Vaping cartridges have become increasingly popular in recent years, but they come with a range of potential risks. While some cartridges are regulated and tested, many are not, and can contain contaminants or the wrong additives in the wrong amounts. This can lead to serious health issues, such as lipoid pneumonia. In some cases, black market THC cartridges have been linked to respiratory illnesses.
Health researchers are now trying to determine if a particular toxin or substance has infiltrated the supply of vaping products, or if the risk is due to broader behavior. It's important to be aware of the potential risks associated with vaping cartridges. If you choose to vape, make sure you buy from a reputable source and follow all safety instructions. Vaping cartridges are small devices that contain liquid nicotine or THC, which is then vaporized and inhaled.

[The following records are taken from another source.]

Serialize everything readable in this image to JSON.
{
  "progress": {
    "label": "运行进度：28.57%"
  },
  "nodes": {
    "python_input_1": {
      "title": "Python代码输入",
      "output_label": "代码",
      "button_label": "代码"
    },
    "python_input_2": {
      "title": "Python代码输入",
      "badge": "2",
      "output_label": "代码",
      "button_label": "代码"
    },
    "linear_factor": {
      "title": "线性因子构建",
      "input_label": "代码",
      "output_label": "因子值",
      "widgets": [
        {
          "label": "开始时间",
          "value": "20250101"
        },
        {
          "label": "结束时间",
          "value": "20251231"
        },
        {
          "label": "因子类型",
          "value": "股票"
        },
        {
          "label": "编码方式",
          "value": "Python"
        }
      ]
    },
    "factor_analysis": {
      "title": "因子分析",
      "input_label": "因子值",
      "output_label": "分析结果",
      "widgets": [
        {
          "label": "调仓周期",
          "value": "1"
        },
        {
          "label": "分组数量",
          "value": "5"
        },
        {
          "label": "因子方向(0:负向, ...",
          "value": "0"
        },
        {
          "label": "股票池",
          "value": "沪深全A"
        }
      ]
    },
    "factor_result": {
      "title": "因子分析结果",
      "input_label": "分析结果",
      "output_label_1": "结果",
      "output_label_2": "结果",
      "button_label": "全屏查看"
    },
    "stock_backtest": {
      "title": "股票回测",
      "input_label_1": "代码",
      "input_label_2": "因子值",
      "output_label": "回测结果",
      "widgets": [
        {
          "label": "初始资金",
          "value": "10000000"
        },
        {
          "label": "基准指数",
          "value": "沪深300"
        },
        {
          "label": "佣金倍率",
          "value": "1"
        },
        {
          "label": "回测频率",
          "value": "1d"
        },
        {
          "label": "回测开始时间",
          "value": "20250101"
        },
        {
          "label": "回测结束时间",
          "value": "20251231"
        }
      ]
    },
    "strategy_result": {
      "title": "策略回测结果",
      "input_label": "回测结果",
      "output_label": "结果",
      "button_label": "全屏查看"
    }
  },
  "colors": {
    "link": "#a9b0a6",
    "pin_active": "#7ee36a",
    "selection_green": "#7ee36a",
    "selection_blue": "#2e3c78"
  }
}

While these products can be purchased from authorized stores in states where marijuana is legal, they can also be bought from unauthorized black market sources. This is a major concern, as these products may contain contaminants or the wrong additives in the wrong amounts. In New York State, for example, the commissioner of the state Department of Health said that the vast majority of the 125 cases there were related to black market THC cartridges. An analysis by RAND revealed that the fastest-growing segment of the state legal cannabis market in Washington State (one of the first to legalize recreational marijuana) were “inhalation extracts,” which include pens and vape cartridges.
Liquid nicotine and THC can contain oils that can be safely swallowed, but that can damage the lungs when vaporized and converted into a mixture of unknown chemicals. This can lead to a condition known as lipoid pneumonia, which occurs when vaporized oils reach the lungs and trigger an immune response that causes inflammation and fluid accumulation. On Tuesday, the CDC's Mortality and Morbidity Weekly Report released a study conducted in Utah that showed that 92 percent of the patients interviewed reported having vaped THC and, for the most part, with pre-filled cartridges before becoming ill. New York State also found vitamin E acetate in many of the cartridges that patients with respiratory diseases had used. It's important to be aware of these potential risks when using vaping cartridges.
Additionally, it's important to be aware of any new information about vaping-related illnesses so you can make informed decisions about your health.